The Untold Truth Of Pocky

If we told you that there is a link between the glycogen (stored glucose) found in oysters and one of the world's most popular chocolate-covered biscuit snacks, you would probably think we were kidding. But glycogen's role in the recovery of company founder Ri-ichi Ezaki's son prompted Ezaki to name his company Glico, and today we all know Glico to be the Japanese producer of Pocky biscuit sticks (via Glico).

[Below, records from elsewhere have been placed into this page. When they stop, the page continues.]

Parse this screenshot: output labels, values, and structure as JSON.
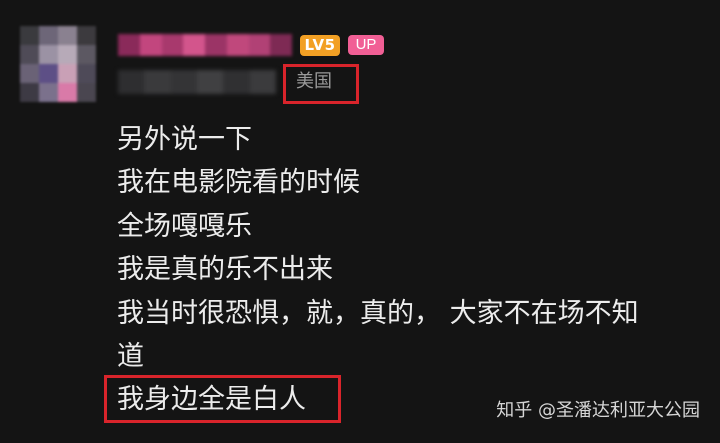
{
  "user": {
    "level_badge": "LV5",
    "up_badge": "UP",
    "location": "美国"
  },
  "comment": {
    "lines": [
      "另外说一下",
      "我在电影院看的时候",
      "全场嘎嘎乐",
      "我是真的乐不出来",
      "我当时很恐惧，就，真的， 大家不在场不知",
      "道",
      "我身边全是白人"
    ]
  },
  "watermark": "知乎 @圣潘达利亚大公园",
  "colors": {
    "background": "#141414",
    "highlight_border": "#d9242b",
    "level_badge": "#f2a024",
    "up_badge": "#f15f95"
  }
}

Glico has been around since 1922, when it first introduced Glico Caramel and Bisco, a biscuit treat. While World War II put a temporary halt to the company's manufacturing activities, they were able to get back on their feet, and by 1955 they introduced a new product, Almond Glico (a caramel candy studded with almonds). Glico's first pretzel-stick product was introduced in 1962 and was called "PRETZ" based on the traditional German snack. And in 1966, the company unveiled Pocky — the world's first chocolate-covered biscuit-stick that was coated with chocolate on one end and was left plain on the other. Keeping one end chocolate-free helped ensure so no one would get chocolate on their fingers as they were snacking (via Glico).

Pocky is a global phenomenon

But the mostly chocolate-covered biscuit sticks weren't always known as Pocky. The treats were once called Chocotek, but that name fell by the wayside, likely when manufacturers realized they could name it after the onomatopeic word "pokkin" instead — the word depicts the snap someone hears when a stick is broken in two (via Tasting Table).

Pocky began its global spread in 1970 when Glico opened a subsidiary in Thailand. Chocolate was soon joined by almond in 1971, and strawberry in 1977. Today, Glico makes as many as 500 million sticks in more than 50 different flavors including Cookies and Cream, Green Tea, Almond Crush, Chocolate Banana, and Strawberry (via Entrepreneur).

Pocky isn't just a well-loved snack, it's big in pop culture too. Japan kickstarted Pocky Day on November 11, 1999 or the 11th day of the 11 month of the 11th year in the Japanese calendar or 11-11-11 (now doesn't that look like a collection of Pocky sticks to you?). It also holds the Guinness World Record on Twitter as the most tweeted brand within a 24-hour period. That's 3,710,044 tweets, in case you were wondering.